_Task description_
The answer must be every line of the records in which the string "this" appears.

_Source data_
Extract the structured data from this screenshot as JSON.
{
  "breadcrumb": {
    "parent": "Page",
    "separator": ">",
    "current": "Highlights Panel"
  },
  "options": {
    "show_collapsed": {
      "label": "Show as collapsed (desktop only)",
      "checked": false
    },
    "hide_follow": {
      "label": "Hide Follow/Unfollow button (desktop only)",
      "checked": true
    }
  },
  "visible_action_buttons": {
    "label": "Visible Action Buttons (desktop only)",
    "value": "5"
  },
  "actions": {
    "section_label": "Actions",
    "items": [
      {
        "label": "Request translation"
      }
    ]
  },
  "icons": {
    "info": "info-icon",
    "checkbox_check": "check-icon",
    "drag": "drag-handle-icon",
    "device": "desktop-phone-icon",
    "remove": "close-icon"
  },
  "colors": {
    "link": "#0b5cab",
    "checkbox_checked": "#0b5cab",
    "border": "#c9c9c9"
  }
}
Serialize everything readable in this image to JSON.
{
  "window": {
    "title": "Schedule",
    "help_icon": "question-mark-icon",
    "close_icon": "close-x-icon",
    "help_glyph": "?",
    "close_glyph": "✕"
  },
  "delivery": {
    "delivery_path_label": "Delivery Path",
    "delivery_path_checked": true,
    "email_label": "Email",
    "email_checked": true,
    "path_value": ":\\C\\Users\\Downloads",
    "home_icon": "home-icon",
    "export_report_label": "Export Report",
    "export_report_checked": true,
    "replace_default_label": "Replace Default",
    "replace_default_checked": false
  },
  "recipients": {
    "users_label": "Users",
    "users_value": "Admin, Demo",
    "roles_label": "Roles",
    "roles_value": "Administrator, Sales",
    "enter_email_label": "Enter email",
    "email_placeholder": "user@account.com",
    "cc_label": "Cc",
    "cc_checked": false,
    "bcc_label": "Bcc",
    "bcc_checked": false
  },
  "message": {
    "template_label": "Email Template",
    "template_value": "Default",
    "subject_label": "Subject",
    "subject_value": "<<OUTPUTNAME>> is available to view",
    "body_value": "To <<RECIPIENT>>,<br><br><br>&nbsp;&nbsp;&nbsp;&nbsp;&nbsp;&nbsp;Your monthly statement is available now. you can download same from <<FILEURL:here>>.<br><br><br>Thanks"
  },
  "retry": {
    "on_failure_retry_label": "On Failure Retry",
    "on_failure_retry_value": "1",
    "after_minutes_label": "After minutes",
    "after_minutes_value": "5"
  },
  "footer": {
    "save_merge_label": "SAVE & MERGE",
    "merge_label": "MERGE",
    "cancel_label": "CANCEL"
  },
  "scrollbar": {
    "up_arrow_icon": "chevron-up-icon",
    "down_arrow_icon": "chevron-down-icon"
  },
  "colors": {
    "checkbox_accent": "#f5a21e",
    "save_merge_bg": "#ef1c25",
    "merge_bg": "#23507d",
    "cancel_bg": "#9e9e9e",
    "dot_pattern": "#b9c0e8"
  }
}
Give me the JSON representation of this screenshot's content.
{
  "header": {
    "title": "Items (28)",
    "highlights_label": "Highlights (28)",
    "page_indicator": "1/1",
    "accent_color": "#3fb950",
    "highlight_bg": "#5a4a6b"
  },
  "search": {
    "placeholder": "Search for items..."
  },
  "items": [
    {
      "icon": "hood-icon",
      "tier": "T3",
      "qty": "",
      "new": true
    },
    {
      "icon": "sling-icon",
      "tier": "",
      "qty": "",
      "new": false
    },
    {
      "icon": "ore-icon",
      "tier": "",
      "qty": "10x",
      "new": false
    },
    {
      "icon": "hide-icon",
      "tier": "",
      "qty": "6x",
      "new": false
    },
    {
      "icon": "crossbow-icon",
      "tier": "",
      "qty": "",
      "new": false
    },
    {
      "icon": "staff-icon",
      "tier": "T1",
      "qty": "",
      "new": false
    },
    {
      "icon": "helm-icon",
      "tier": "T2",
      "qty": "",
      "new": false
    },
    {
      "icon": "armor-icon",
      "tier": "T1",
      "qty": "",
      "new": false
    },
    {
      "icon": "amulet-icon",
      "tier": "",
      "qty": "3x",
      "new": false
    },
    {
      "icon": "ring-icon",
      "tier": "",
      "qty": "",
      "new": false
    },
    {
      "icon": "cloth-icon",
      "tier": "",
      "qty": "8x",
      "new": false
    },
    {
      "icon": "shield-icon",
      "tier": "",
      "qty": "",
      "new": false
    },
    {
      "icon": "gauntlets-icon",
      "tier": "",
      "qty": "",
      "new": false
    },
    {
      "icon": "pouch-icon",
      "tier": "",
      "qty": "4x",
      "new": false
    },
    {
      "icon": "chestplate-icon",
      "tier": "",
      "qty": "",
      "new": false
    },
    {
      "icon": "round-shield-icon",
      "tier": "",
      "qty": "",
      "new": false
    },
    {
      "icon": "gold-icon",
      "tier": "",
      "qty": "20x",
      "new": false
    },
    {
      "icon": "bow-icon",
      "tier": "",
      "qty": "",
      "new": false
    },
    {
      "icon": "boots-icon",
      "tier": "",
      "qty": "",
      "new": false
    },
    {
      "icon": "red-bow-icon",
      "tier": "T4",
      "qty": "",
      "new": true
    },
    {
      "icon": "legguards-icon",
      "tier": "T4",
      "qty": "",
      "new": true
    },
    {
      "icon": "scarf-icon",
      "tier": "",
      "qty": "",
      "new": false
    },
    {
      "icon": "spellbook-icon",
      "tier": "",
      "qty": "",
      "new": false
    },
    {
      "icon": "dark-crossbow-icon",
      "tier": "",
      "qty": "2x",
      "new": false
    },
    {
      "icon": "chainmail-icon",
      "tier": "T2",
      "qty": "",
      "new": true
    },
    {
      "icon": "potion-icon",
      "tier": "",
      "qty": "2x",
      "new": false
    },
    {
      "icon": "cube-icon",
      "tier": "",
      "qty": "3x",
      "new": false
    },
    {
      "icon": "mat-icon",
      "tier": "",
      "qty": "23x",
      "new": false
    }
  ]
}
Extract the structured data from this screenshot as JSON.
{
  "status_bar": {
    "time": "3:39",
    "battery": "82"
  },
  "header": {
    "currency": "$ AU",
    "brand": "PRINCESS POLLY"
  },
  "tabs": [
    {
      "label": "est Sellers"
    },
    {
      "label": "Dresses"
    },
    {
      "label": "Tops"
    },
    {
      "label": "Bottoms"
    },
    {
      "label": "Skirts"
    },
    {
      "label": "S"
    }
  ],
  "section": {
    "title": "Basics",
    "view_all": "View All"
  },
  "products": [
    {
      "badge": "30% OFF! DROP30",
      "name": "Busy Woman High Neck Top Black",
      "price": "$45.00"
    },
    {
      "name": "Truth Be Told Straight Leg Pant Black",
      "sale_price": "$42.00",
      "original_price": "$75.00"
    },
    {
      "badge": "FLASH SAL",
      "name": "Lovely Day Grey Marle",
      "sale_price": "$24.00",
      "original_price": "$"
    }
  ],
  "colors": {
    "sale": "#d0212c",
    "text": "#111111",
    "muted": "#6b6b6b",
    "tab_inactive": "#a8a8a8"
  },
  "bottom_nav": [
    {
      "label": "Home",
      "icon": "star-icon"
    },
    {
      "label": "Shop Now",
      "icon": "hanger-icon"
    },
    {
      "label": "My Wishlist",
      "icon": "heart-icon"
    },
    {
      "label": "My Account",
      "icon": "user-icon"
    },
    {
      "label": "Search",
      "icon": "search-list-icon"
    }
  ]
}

_Expected answer_
Extract the structured data from this screenshot as JSON.
Serialize everything readable in this image to JSON.
Give me the JSON representation of this screenshot's content.
Extract the structured data from this screenshot as JSON.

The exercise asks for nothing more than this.